Sanchi, also written Sanci, is a Buddhist complex, famous for its Great Stupa, on a hilltop at Sanchi Town in Raisen District of the State of Madhya Pradesh, India.
A pillar of finely polished sandstone, one of the Pillars of Ashoka, was also erected on the side of the main Torana gateway. The bottom part of the pillar still stands. The upper parts of the pillar are at the nearby Sanchi Archaeological Museum. The capital consists in four lions, which probably supported a Wheel of Law, as also suggested by later illustrations among the Sanchi reliefs.
The pillar has an Ashokan inscription (Schism Edict) and an inscription in the ornamental Sankha Lipi from the Gupta period. The Ashokan inscription is engraved in early Brahmi characters. It is unfortunately much damaged, but the commands it contains appear to be the same as those recorded in the Sarnath and Kausambi edicts.
The pillar, when intact, was about 42 feet 1 in height and consisted of a round and slightly tapering monolithic shaft, with bell-shaped capital surmounted by an abacus and a crowning ornament of four lions, set back to back, the whole finely finished and polished to a remarkable luster from top to bottom. The abacus is adorned with four honeysuckledesigns separated one from the other by pairs of geese, symbolical perhaps of the flock of the Buddha's disciples. The lions from the summit, though now quite disfigured, still testify to the skills of the sculptors.

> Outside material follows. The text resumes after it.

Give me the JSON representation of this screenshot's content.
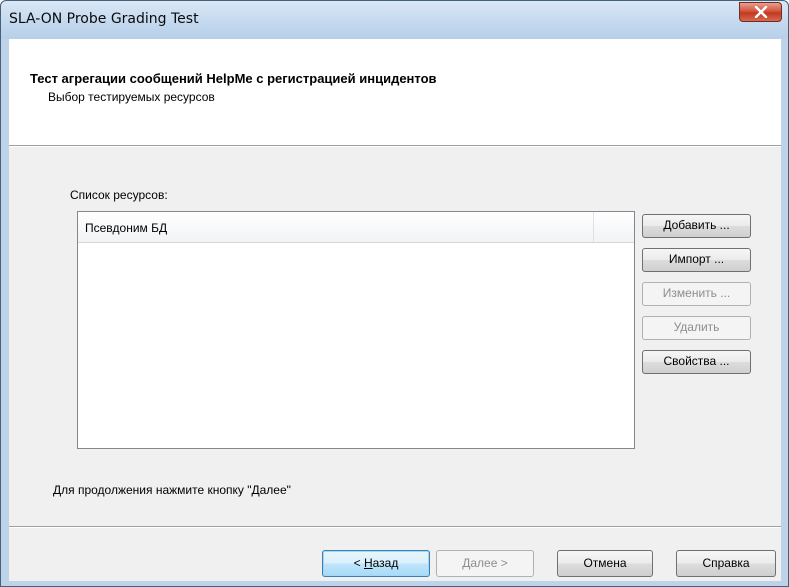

The sandstone out of which the pillar is carved came from the quarries of Chunar several hundred miles away, implying that the builders were able to transport a block of stone over forty feet in length and weighing almost as many tons over such a distance. They probably used water transport, using rafts during the rainy season up the Ganges, Jumna and Betwa rivers.